Thursday, 28 February 2019
Nithe i dtosach suíonna - Commencement Matters
Mental Health Policy
For more than one year, the Oireachtas Committee on the Future of Mental Health Care, of which I was a member, carried out a great deal of work investigating the services in place our country, identifying problems and potential solutions and holding the HSE, Department of Health and Government to account. The committee was dissolved in October 2018, following the publication of its final report. In truth, the committee was only at the beginning of its work. I have no doubt that the Minister of State, Deputy Catherine Byrne, shares my belief that the committee was valuable and shone a light on many important mental health issues that had previously been ignored or covered to an insufficient degree. It is essential that this and other work continues and expands over the coming months and years to facilitate the scrutiny of policy, develop new ideas and encourage debate and accountability.
I ask the Minister of State what is her stance on the re-establishment of the committee. The committee called consistently for a strong and robust implementation plan and its re-establishment would be a useful component of that work. In the context of the continuing crisis in mental health services, the failure to implement A Vision for Change and plans to introduce new legislation to overhaul the Mental Health Act 2001, this committee's role could not be more important. I await the Minister of State's response and hope I will hear positive news.
On behalf of the Minister of State, Deputy Jim Daly, I thank Senator Devine for raising this issue.

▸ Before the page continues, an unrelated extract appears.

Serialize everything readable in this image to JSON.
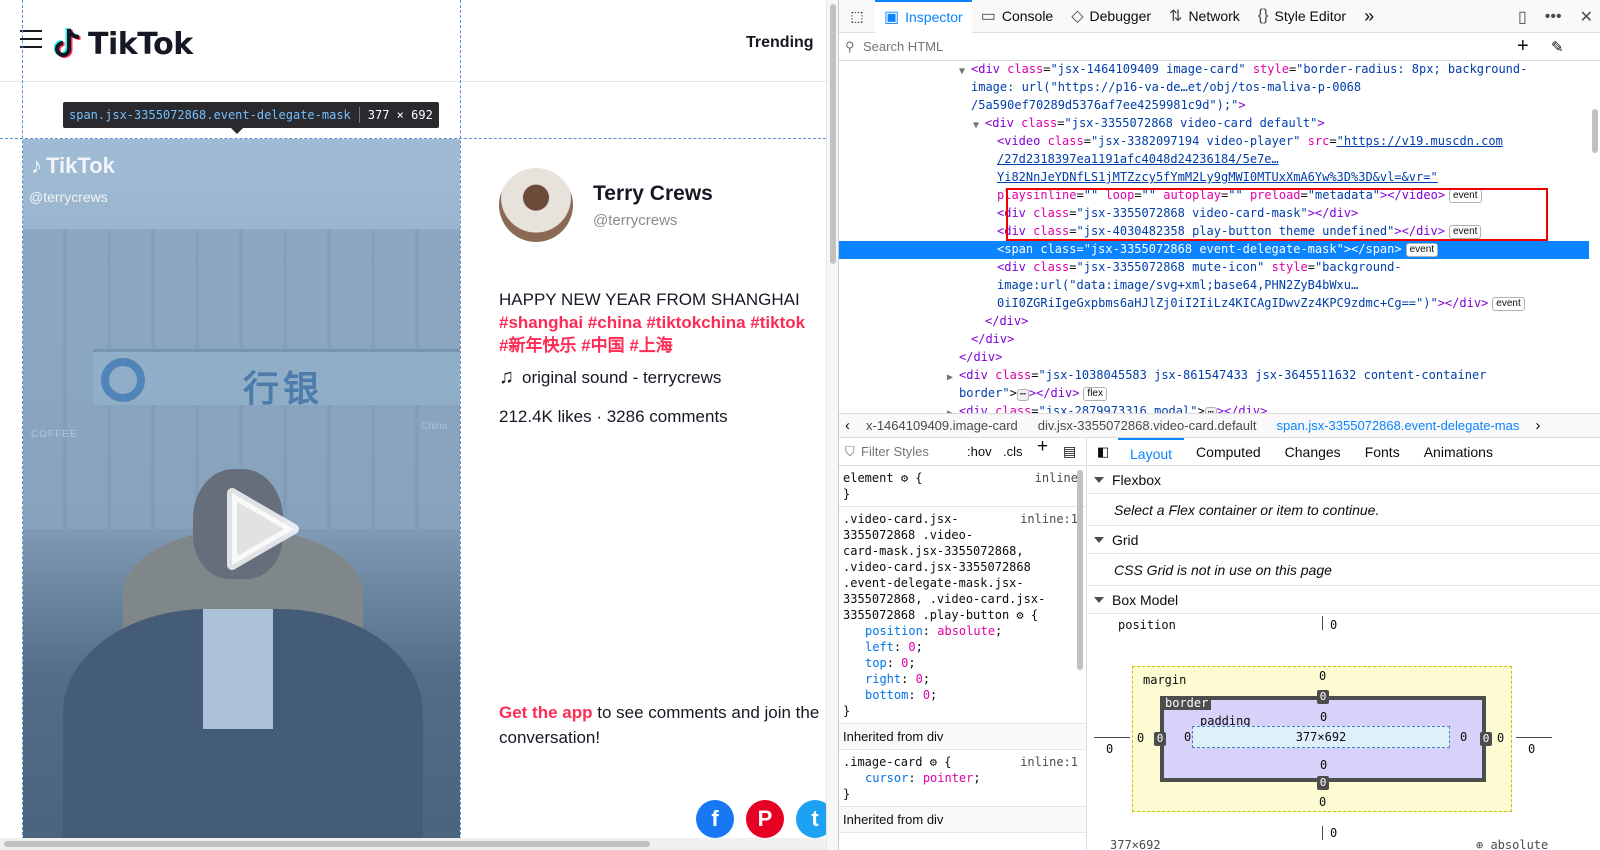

As the Senator is aware, the Joint Committee on the Future of Mental Health Care was established in July 2017 with the aim of achieving cross-party agreement on the implementation of a single long-term vision for mental healthcare and the direction of mental health policy in Ireland. The main aim of the joint committee was to examine the delivery of mental health services with a focus on finding, recruitment challenges and increased access to services. The joint committee produced two interim reports dated December 2017 and April 2018, respectively, and a final report was launched in October 2018.
Under its terms of reference, the joint committee recognised that the Department of Health was simultaneously conducting a review of the national mental health policy, A Vision for Change. The joint committee invited various individuals and professionals with expertise in mental health to attend monthly meetings and provide input from their own perspectives on how best to reduce waiting times, increase capacity and provide additional mental healthcare services nationally. Upon completion of its final report, the work of the Oireachtas committee came to an end. While the committee requested in its final report that it be established on a permanent footing, the terms of reference provided that it would make its final report to both Houses of the Oireachtas by 31 October 2018 and "thereupon stand dissolved". Consequently, there are no plans to establish the committee on a permanent basis.
Among the main objectives of the committee was to assist with the completion of the implementation of A Vision for Change to create a more integrated mental healthcare service of the highest quality. As such, the committee's work was firmly affiliated with the refresh policy of A Vision for Change, which is now nearing completion. From an early stage in the refresh process, there was an emphasis on the importance of consultation. Over 1,000 individuals, including service users, health professionals and community groups, provided input into that consultation process. A major review was undertaken to include recent policy recommendations contained in interdepartmental reports. As part of the review, all submissions to the joint committee were coded with relevant actions embedded in the refresh process under A Vision for Change. It is anticipated that the final report on the refresh process under A Vision for Change will be completed by end of the first quarter of 2019. The report will be informed by the work of the joint committee and the key concerns presented to the committee by various stakeholders during its consultation process will be taken on board.In line with the recommendations of the committee, the refreshed A Vision for Change will support better access, personalised choice and greater service user involvement, while those charged with its implementation will be fully accountable to the Oireachtas.
That response is very disappointing. There are no plans to establish the committee on a permanent basis. This is contrary to statements made by Ministers while the committee was doing its work. We kept the focus on the 80 or so children who were still admitted to acute mental hospitals and the shambolic finances of the HSE when it came to the provision of mental health services in that it did not know where the money went or how it was spent. This goes against the tide.
In the implementation of A Vision for Change I was trying to work it out. It was launched in 2006 and to be complete in 2016, but that has not happened. Some 75% of it has not been implemented. Suggesting mental health services will be safe and secure by implementing the new improved version of A Vision for Change does not give me any succour or comfort. The Members of this and the other House will have to continue the fight to have the committee re-established because the issue of mental health has never been so important for the country. It is a crying shame to take the focus off it.
I refer back to the opening statement which clearly outlines that the key concerns presented to the committee by various stakeholders during the consultation process will be taken on board. On behalf of the Minister of State, Deputy Jim Daly, I thank the members of the Joint Committee on the Future of Mental Health Services for their work. Many people's voices were heard and what they said will be taken into account in the new revised version of A Vision for Change. I do not have anything to add about the committee being put back in place. The structures were clearly set out at the beginning and it was agreed that the committee would be dissolved in 2018, which is what happened. I am sure the Senator and others will pursue the matter through other avenues in the long term.